### EXTRACTED ENTRIES
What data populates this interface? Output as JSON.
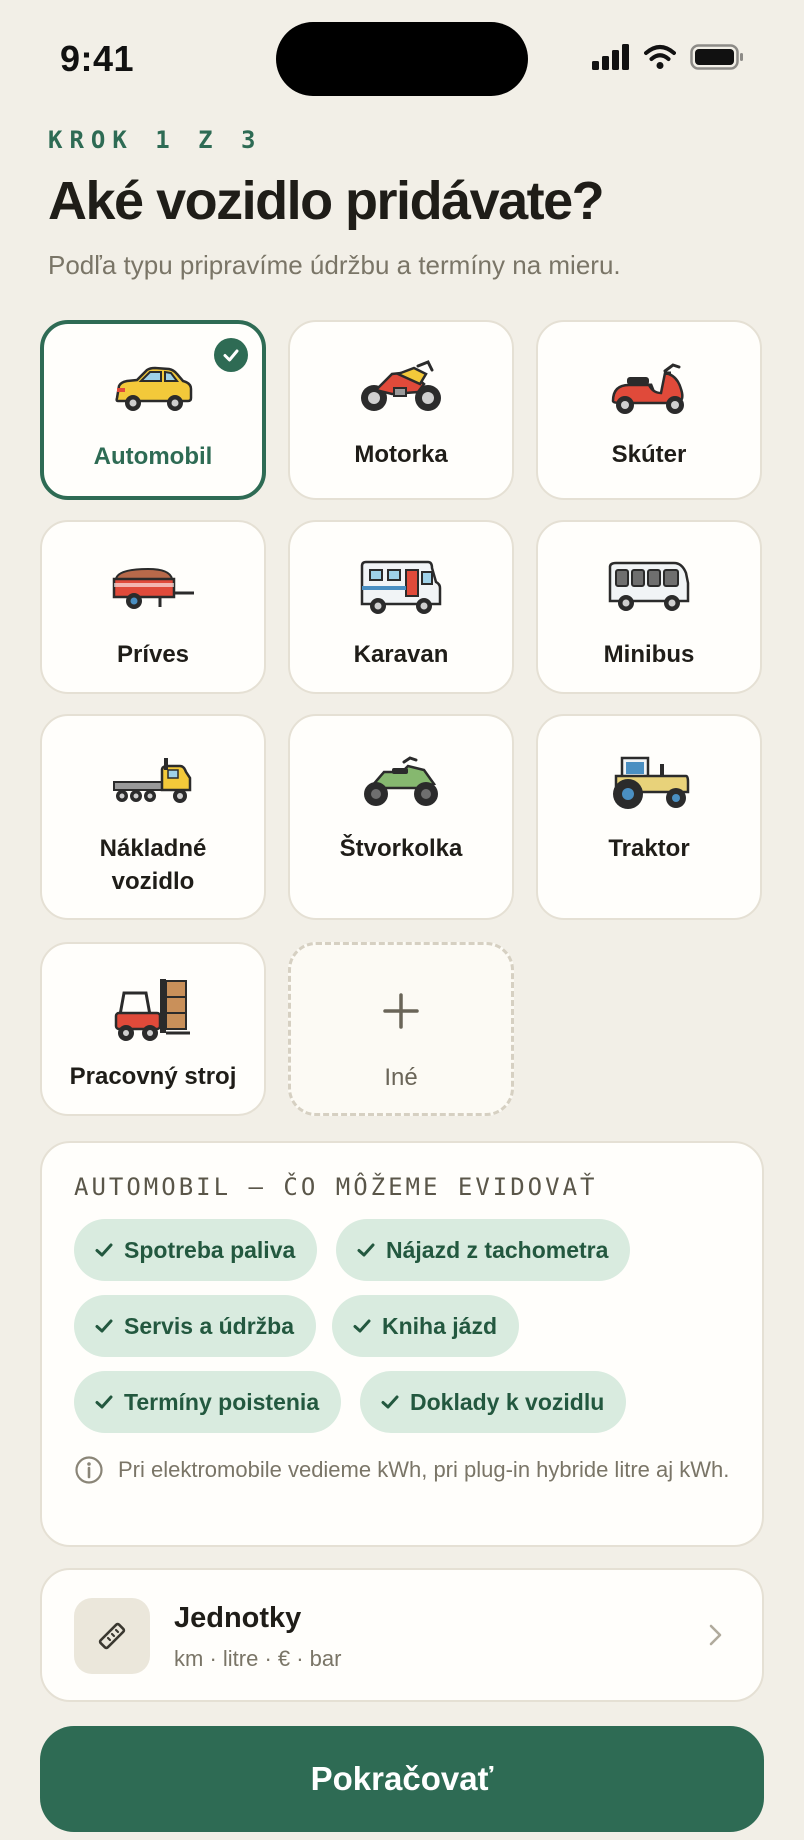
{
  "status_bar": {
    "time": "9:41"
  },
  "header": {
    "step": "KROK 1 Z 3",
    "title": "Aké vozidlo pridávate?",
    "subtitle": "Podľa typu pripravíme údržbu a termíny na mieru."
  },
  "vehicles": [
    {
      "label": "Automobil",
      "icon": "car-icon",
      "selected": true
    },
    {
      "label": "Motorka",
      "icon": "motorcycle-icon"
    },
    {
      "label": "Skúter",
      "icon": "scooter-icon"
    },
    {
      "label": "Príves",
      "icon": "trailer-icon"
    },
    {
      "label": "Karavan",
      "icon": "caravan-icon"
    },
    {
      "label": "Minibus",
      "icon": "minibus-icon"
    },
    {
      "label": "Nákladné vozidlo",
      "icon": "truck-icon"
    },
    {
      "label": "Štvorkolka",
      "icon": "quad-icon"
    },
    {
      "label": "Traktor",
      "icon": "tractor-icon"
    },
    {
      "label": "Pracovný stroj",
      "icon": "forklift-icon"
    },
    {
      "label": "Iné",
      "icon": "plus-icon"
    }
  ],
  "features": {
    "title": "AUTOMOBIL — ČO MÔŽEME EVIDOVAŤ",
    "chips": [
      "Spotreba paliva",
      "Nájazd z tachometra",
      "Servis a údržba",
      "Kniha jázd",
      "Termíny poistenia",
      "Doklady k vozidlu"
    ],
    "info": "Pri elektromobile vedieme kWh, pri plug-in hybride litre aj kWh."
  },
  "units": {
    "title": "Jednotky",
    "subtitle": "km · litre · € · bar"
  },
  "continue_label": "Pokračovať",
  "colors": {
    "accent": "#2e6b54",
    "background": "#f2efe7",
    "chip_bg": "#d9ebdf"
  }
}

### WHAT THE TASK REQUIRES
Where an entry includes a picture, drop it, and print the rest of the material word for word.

### SOLVED EXERCISE
What data populates this interface? Output as JSON.
{
  "status_bar": {
    "time": "9:41"
  },
  "header": {
    "step": "KROK 1 Z 3",
    "title": "Aké vozidlo pridávate?",
    "subtitle": "Podľa typu pripravíme údržbu a termíny na mieru."
  },
  "vehicles": [
    {
      "label": "Automobil",
      "icon": "car-icon",
      "selected": true
    },
    {
      "label": "Motorka",
      "icon": "motorcycle-icon"
    },
    {
      "label": "Skúter",
      "icon": "scooter-icon"
    },
    {
      "label": "Príves",
      "icon": "trailer-icon"
    },
    {
      "label": "Karavan",
      "icon": "caravan-icon"
    },
    {
      "label": "Minibus",
      "icon": "minibus-icon"
    },
    {
      "label": "Nákladné vozidlo",
      "icon": "truck-icon"
    },
    {
      "label": "Štvorkolka",
      "icon": "quad-icon"
    },
    {
      "label": "Traktor",
      "icon": "tractor-icon"
    },
    {
      "label": "Pracovný stroj",
      "icon": "forklift-icon"
    },
    {
      "label": "Iné",
      "icon": "plus-icon"
    }
  ],
  "features": {
    "title": "AUTOMOBIL — ČO MÔŽEME EVIDOVAŤ",
    "chips": [
      "Spotreba paliva",
      "Nájazd z tachometra",
      "Servis a údržba",
      "Kniha jázd",
      "Termíny poistenia",
      "Doklady k vozidlu"
    ],
    "info": "Pri elektromobile vedieme kWh, pri plug-in hybride litre aj kWh."
  },
  "units": {
    "title": "Jednotky",
    "subtitle": "km · litre · € · bar"
  },
  "continue_label": "Pokračovať",
  "colors": {
    "accent": "#2e6b54",
    "background": "#f2efe7",
    "chip_bg": "#d9ebdf"
  }
}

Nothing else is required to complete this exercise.